● WHAT NEEDS TO BE DONE
Going through the data below, copy out each line where the word "DYNOLITE" shows up.

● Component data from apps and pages
────────

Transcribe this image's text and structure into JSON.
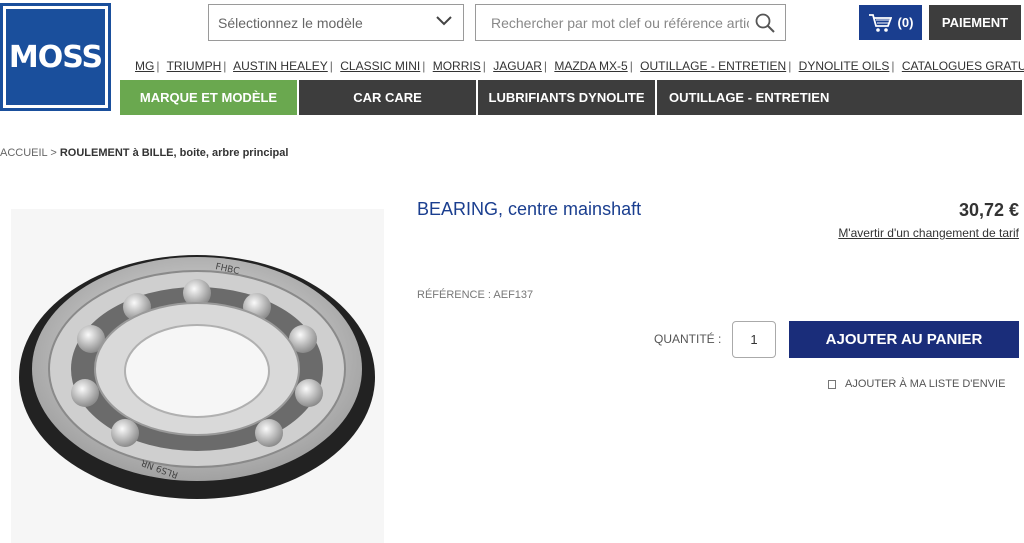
{
  "header": {
    "logo_text": "MOSS",
    "model_select": {
      "placeholder": "Sélectionnez le modèle"
    },
    "search": {
      "placeholder": "Rechercher par mot clef ou référence article"
    },
    "cart": {
      "count_label": "(0)"
    },
    "checkout_label": "PAIEMENT"
  },
  "brand_links": [
    "MG",
    "TRIUMPH",
    "AUSTIN HEALEY",
    "CLASSIC MINI",
    "MORRIS",
    "JAGUAR",
    "MAZDA MX-5",
    "OUTILLAGE - ENTRETIEN",
    "DYNOLITE OILS",
    "CATALOGUES GRATUITS"
  ],
  "menu": [
    {
      "label": "MARQUE ET MODÈLE",
      "active": true
    },
    {
      "label": "CAR CARE",
      "active": false
    },
    {
      "label": "LUBRIFIANTS DYNOLITE",
      "active": false
    },
    {
      "label": "OUTILLAGE - ENTRETIEN",
      "active": false
    }
  ],
  "breadcrumb": {
    "home": "ACCUEIL",
    "separator": ">",
    "current": "ROULEMENT à BILLE, boite, arbre principal"
  },
  "product": {
    "title": "BEARING, centre mainshaft",
    "price": "30,72 €",
    "notify_link": "M'avertir d'un changement de tarif",
    "reference": "RÉFÉRENCE : AEF137",
    "quantity_label": "QUANTITÉ :",
    "quantity_value": "1",
    "add_to_cart_label": "AJOUTER AU PANIER",
    "wishlist_label": "AJOUTER À MA LISTE D'ENVIE",
    "image_markings": [
      "FHBC",
      "RLS9 NR"
    ]
  },
  "colors": {
    "brand_blue": "#1a4f9c",
    "title_blue": "#1a3e8f",
    "cart_button": "#1a2d7a",
    "menu_dark": "#3d3d3d",
    "menu_active": "#6aa84f"
  }
}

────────

● ANSWER TO THIS PROBLEM
    "DYNOLITE OILS",
      "label": "LUBRIFIANTS DYNOLITE",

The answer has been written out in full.